--- Task prompt ---
Please give the number of lines in the entries below that hold "placeholder", with no other words.

[Data for review]

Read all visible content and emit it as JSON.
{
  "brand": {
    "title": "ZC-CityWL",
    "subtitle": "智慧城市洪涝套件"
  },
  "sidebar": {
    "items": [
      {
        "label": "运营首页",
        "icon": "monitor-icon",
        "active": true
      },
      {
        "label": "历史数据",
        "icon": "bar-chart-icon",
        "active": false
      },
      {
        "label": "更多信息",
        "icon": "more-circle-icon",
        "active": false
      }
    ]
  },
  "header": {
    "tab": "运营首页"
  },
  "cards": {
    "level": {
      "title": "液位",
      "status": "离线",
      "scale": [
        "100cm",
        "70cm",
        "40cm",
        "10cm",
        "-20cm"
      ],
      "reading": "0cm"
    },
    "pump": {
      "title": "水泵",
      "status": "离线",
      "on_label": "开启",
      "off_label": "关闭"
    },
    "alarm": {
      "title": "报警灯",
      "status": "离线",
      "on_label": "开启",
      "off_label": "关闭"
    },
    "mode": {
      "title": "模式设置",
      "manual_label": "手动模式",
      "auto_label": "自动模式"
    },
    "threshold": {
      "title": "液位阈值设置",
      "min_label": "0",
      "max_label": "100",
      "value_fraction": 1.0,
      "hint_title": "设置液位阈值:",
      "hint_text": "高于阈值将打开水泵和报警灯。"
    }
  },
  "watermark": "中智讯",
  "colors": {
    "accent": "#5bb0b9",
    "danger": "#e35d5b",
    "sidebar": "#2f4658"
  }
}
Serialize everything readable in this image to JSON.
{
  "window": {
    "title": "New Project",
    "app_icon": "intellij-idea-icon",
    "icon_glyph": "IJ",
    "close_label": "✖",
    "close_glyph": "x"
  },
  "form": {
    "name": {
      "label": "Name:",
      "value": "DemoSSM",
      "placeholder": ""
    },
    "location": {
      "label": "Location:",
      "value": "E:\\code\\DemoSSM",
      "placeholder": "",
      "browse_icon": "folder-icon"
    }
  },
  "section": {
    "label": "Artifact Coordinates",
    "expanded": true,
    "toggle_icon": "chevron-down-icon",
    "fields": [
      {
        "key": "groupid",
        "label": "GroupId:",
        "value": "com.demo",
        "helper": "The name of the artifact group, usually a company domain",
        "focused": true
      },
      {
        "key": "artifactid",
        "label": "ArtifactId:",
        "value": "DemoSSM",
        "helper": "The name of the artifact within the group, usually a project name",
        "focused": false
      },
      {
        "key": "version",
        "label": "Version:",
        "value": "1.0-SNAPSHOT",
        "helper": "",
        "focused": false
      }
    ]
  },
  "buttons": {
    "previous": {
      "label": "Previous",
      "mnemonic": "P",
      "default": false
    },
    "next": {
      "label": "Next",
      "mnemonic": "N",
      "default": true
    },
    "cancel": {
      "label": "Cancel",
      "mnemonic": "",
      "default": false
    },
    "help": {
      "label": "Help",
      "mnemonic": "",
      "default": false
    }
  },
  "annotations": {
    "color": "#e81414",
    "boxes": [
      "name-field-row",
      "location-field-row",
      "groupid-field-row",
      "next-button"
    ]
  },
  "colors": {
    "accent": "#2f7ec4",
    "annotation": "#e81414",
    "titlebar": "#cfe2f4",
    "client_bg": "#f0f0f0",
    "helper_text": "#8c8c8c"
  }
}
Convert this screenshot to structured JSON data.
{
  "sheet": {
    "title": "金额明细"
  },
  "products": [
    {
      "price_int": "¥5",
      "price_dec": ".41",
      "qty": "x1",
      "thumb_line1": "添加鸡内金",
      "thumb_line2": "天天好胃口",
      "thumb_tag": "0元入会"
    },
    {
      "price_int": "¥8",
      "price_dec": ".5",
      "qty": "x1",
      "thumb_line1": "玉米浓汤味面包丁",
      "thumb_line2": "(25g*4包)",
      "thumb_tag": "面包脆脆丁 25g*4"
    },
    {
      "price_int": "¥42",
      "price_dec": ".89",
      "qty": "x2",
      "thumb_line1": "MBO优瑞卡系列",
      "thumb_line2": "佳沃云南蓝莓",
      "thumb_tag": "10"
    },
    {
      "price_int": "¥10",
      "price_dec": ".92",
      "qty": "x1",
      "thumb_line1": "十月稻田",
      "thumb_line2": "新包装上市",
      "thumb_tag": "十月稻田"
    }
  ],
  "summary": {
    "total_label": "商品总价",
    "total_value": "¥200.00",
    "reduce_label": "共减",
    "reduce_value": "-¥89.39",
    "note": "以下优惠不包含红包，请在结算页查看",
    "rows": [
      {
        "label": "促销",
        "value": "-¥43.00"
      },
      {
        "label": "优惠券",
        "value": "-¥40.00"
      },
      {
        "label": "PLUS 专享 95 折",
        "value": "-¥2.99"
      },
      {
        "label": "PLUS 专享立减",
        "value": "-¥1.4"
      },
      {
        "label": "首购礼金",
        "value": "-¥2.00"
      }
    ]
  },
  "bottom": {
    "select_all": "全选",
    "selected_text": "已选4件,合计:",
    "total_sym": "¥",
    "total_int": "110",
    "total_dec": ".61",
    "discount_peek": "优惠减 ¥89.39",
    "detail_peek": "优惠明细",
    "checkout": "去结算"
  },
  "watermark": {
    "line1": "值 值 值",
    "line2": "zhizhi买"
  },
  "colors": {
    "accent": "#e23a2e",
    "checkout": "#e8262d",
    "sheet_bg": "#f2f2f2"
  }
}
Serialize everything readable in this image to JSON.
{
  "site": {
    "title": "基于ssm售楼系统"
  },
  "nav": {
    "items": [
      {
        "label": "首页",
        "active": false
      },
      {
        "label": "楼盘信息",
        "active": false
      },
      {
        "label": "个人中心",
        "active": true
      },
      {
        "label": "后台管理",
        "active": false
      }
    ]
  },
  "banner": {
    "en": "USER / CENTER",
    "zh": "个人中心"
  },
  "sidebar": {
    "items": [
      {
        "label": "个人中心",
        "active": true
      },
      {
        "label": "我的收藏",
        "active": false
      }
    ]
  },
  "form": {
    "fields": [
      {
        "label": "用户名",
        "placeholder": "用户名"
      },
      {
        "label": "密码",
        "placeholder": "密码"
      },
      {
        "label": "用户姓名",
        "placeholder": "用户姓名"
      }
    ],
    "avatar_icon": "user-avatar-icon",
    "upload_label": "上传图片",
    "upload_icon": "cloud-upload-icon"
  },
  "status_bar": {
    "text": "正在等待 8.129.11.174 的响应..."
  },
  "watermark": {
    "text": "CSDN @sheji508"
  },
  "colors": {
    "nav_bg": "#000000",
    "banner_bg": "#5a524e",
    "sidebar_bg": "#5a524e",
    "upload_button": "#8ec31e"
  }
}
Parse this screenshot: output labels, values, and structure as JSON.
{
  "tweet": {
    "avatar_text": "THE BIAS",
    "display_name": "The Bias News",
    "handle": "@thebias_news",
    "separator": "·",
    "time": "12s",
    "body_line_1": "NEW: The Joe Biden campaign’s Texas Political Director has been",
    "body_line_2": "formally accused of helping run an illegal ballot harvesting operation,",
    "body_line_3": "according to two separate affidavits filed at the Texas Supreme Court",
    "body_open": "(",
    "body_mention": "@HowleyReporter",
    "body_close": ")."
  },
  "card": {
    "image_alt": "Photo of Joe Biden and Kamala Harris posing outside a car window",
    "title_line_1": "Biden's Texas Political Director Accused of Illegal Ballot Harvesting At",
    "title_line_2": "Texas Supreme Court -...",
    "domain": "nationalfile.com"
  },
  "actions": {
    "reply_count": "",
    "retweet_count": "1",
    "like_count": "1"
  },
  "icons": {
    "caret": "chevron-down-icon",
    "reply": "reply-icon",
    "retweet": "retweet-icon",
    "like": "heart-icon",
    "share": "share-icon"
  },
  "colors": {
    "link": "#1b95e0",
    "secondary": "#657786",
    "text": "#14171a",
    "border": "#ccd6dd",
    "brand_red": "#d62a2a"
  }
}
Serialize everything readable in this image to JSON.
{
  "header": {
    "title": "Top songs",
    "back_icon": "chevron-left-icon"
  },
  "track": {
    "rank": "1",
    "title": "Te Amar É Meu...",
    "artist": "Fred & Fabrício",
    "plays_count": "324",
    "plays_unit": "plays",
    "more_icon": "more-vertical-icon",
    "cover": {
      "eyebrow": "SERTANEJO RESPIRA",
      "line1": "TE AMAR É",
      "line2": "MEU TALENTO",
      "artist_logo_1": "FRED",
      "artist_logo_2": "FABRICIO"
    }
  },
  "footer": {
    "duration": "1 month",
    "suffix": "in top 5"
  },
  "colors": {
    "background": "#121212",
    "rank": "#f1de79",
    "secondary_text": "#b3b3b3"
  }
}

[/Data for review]

--- Task result ---
5